Hey Game Fans, we’re going to wrap up our coverage of the Tales from the Yawning Portal Hardcover book today by taking a look at the Appendices and talking a little bit about what this book can mean for future anthologies and ideas for Wizards of the Coast. We’re going to start with the handful of new magic items, then some monsters, and then some deep thoughts. Let’s dig into it, Game Fans.
New Magic Items
This book features a few new magic items, some of which are more useful than others. The Amulet of Protection from Turning for example is really only useful if you’re undead. The cursed items run the gamut of items that can be very useful with a drawback to straight up negative effects. None of these items are game breakingly powerful, but they are very flavorful for the adventures they come from, and you can have a lot of fun sprinkling these into your game even if you don’t play through the entire book. DMs looking for some ideas on creating cursed items and some of the other interesting items can draw rich dividends from this section.
One of the defining features of several of these older modules were that they introduced us to new monsters, and new types of existing monsters. That was always the secret weapon that a DM had back in the day, because unless the player had either played the module before, or run it as a dungeon master, there were very few chances for them to get a sneak peek at the new things coming to kill them. Several iconic monsters have been introduced to Dungeons and Dragons this way over the years.
The New Creatures section of Tales from the Yawning Portal features a host of new monsters and new NPCs to deal with, ranging in complexity from an animated table to the Legendary lich Tarul Var. Most of these monsters and encounter components are useful enough to be used in other areas and be recycled into new adventures of your own devising. Take a look through the catalog and see what monsters grab your attention and see if you can find a way to incorporate them into your own games.
Well, i hope that the sales of this book have given WotC and the people who do the market analyses the impression that a nostalgia piece like this can work as a viable product at market.

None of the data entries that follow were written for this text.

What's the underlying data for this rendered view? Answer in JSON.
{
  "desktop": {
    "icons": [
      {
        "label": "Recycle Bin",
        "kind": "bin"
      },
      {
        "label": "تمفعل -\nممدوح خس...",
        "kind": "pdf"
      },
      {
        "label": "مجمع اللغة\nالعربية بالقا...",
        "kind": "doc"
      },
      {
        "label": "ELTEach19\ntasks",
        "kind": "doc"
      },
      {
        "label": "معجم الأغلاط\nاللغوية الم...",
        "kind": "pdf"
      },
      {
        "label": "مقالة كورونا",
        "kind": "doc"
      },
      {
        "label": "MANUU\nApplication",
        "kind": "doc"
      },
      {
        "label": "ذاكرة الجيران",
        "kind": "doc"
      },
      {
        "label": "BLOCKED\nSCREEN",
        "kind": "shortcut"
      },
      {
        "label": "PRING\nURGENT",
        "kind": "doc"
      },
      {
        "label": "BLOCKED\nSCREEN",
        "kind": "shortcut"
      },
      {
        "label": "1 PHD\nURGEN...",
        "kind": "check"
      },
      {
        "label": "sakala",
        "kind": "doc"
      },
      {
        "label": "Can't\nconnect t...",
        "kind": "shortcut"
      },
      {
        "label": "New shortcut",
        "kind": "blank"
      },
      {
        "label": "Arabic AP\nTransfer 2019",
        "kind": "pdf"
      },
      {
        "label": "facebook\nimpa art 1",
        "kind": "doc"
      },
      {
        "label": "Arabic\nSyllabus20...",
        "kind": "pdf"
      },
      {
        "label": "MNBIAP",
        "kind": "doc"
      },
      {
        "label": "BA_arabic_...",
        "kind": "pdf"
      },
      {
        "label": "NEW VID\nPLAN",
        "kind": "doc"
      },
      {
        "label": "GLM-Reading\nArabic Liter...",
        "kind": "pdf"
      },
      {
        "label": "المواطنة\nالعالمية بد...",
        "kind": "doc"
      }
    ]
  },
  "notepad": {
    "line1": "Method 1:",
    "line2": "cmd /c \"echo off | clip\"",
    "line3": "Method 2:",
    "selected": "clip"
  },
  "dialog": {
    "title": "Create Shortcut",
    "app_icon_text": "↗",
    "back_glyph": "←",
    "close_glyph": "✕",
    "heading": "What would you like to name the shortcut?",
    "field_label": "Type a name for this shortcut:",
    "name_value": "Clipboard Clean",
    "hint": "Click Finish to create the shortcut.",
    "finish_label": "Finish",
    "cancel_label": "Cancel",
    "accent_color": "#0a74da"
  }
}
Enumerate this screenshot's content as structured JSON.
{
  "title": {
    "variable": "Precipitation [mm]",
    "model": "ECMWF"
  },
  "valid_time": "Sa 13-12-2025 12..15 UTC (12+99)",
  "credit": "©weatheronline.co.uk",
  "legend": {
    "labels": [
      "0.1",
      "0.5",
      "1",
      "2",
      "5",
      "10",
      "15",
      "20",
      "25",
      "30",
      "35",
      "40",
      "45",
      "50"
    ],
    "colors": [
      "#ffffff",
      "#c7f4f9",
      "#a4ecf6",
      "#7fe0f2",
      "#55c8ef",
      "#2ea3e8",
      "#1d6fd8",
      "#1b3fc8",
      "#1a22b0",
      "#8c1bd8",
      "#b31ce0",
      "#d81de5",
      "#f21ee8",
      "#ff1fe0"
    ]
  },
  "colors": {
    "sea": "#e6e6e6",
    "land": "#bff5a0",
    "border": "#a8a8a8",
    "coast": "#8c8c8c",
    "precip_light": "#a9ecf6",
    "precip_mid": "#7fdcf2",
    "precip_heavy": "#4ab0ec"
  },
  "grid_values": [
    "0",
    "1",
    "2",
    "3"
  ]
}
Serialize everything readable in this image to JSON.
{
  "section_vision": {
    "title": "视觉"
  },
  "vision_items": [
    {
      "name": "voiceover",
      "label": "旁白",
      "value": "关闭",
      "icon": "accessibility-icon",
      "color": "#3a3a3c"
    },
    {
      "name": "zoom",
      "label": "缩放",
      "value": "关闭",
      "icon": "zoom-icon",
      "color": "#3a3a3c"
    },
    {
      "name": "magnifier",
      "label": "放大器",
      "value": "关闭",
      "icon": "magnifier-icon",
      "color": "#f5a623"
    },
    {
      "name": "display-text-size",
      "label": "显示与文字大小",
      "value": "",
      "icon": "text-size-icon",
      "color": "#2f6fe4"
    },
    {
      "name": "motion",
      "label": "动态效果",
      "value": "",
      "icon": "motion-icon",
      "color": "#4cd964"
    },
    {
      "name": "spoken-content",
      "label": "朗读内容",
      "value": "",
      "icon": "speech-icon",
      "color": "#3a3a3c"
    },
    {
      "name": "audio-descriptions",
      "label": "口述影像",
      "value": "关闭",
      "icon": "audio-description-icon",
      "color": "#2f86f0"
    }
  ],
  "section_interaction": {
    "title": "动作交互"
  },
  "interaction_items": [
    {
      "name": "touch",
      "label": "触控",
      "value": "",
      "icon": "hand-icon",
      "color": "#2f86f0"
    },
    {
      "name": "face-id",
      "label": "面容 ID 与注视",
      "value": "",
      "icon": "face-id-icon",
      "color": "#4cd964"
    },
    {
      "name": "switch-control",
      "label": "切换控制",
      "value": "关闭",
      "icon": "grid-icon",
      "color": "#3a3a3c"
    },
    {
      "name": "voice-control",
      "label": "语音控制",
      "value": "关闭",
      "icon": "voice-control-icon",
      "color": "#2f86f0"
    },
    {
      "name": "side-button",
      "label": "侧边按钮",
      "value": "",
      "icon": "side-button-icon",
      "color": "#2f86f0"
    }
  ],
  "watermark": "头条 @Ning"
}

IF Wizards wanted to, they have a treasure trove of old material that they could look at and update to the current edition. There are many wonderful adventures and ideas that can be modernized and brought out in a product just like this one.
I am also wondering how long before Wizards takes a gamble and releases a more complete campaign setting for the Forgotten Realms or expands on the various “If you were playing in this setting, you could put this adventure here” blurbs that run throughout their books. There are a lot of cool choices that fans are asking for, and it’s mostly a matter of poking the market and seeing which ones would draw enough profit to push a book like that.
I am torn about a Campaign setting book because it would almost certainly miss the details that specific players might be looking for in favor of the general information that most players might be looking for. The region chapters that are in most of the big hardcovers are fantastic, and i think that they do an adequate job of spurring a DM’s imagination and leave edges of the map unexplored for characters to make their own mark.
I have the benefit of writing this piece after the Stream of Annihilation, so i know what the rest of 2017 probably holds for Dungeons and Dragons, and overall, i’m pleased with the things i am seeing. I like the new Board Games (Betrayal at Baldur’s Gate and the Tomb of Annihilation). The Tomb of Annihilation adventure itself takes us to a location that isn’t the Sword Coast, and Xanthar’s Guide to Everything expands game options for players and dungeon masters alike.
Wizkids continues to be a major contributor, releasing another set of prepainted collectible miniatures with a case incentive full of dungeon dressing. I am curious to see how their Nolzur’s Marvelous Miniatures line expands and grows with the new material. The merchandise market for shirts, hats, journals and other things feels like an untapped market (not an intentional MtG pun). I am not completely sold on the new dice tin/set and the fold up map. There are a ton of other products in that market space, and i am not sure how these additions will fare in that market. The product that i would be most curious about is a gaming bag that works as a one stop storage system for players alike. You could call it Heward’s Handy Haversack.
The DM’s Guild community is alive and vibrant with new creators and great new content showing up every week. As the primary delivery system for the Adventurer’s League seasons, they continue to provide cost effective adventures that can be played in a few sessions and are a ton of fun.
I hope that the 2018 seasons bring us some new ideas and places to explore in the Forgotten Realms. Off the top of my head, there are the Dalelands, the Moonshae Islands, Kara-Tur, the Serpent Hills, and Aunaroch, that haven’t been touched or featured in a product. Thay’s been touched on, but the rest of that region is unexplored (daresay unapproachable). There’s also the Realms south around Calimshan that could host a 1,001 nights of adventure. That’s just the Forgotten Realms, folks. There are tons of worlds to explore and places to visit. That’s at least what i see for the future of Dungeons and Dragons. Game on Game Fans.